- [Task]
From the records below, please return each line that holds the word "Giveaway".

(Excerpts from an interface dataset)
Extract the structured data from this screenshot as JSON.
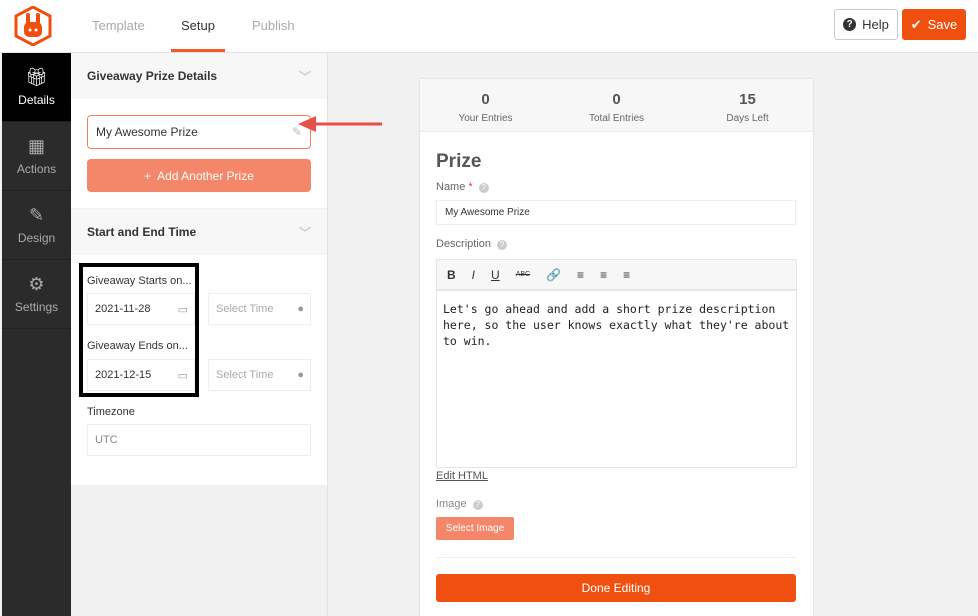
{
  "header": {
    "tabs": [
      "Template",
      "Setup",
      "Publish"
    ],
    "help_label": "Help",
    "save_label": "Save"
  },
  "sidebar": {
    "items": [
      {
        "label": "Details"
      },
      {
        "label": "Actions"
      },
      {
        "label": "Design"
      },
      {
        "label": "Settings"
      }
    ]
  },
  "panel": {
    "section1": "Giveaway Prize Details",
    "prize_name": "My Awesome Prize",
    "add_prize": "Add Another Prize",
    "section2": "Start and End Time",
    "starts_label": "Giveaway Starts on...",
    "start_date": "2021-11-28",
    "ends_label": "Giveaway Ends on...",
    "end_date": "2021-12-15",
    "time_placeholder": "Select Time",
    "timezone_label": "Timezone",
    "timezone": "UTC"
  },
  "preview": {
    "stats": [
      {
        "value": "0",
        "label": "Your Entries"
      },
      {
        "value": "0",
        "label": "Total Entries"
      },
      {
        "value": "15",
        "label": "Days Left"
      }
    ],
    "title": "Prize",
    "name_label": "Name",
    "required": "*",
    "name_value": "My Awesome Prize",
    "description_label": "Description",
    "toolbar": [
      "B",
      "I",
      "U",
      "ABC",
      "🔗",
      "≡",
      "≡",
      "≡"
    ],
    "description": "Let's go ahead and add a short prize description here, so the user knows exactly what they're about to win.",
    "edit_html": "Edit HTML",
    "image_label": "Image",
    "select_image": "Select Image",
    "done": "Done Editing"
  },
  "colors": {
    "accent": "#f0500f"
  }
}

- [Reply to the exercise]
    "section1": "Giveaway Prize Details",
    "starts_label": "Giveaway Starts on...",
    "ends_label": "Giveaway Ends on...",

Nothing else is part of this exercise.